Task requirements: Your task is to copy every line of the entries that contains "filtre".

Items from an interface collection

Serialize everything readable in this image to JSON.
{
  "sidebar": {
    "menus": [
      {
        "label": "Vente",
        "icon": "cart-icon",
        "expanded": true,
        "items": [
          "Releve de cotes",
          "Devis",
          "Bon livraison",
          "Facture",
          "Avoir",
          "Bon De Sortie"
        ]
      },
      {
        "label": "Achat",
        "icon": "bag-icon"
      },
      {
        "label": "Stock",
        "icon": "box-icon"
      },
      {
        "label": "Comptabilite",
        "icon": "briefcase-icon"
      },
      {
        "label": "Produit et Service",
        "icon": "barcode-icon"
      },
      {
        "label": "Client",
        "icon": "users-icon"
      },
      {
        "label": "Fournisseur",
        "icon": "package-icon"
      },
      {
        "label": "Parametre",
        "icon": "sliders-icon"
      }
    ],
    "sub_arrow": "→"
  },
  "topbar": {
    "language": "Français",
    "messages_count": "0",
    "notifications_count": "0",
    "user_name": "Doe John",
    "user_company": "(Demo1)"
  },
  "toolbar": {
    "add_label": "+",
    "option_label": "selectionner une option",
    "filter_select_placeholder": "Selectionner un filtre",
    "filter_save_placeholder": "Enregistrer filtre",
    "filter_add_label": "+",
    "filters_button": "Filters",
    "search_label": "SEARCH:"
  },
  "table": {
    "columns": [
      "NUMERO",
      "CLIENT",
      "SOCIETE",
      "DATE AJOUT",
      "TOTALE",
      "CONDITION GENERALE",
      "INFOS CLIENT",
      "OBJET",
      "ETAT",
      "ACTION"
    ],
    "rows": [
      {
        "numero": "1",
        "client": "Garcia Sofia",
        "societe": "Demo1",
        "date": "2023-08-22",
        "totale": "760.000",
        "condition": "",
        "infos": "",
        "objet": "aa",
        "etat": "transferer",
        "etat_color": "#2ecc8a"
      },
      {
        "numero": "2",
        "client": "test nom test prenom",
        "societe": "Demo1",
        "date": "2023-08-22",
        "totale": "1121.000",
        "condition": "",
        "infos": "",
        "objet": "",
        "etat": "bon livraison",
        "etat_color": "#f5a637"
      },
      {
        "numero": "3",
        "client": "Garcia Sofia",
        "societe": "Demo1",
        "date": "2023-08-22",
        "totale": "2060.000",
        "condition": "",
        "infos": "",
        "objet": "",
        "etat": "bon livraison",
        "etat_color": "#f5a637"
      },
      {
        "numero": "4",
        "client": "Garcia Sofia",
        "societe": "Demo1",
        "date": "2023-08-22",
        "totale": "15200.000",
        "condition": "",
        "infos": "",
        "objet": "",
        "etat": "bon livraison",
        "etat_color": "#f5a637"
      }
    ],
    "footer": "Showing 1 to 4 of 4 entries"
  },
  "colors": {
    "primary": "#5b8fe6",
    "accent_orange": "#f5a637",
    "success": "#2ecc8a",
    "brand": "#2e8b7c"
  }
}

Answer for this exercise:
    "filter_select_placeholder": "Selectionner un filtre",
    "filter_save_placeholder": "Enregistrer filtre",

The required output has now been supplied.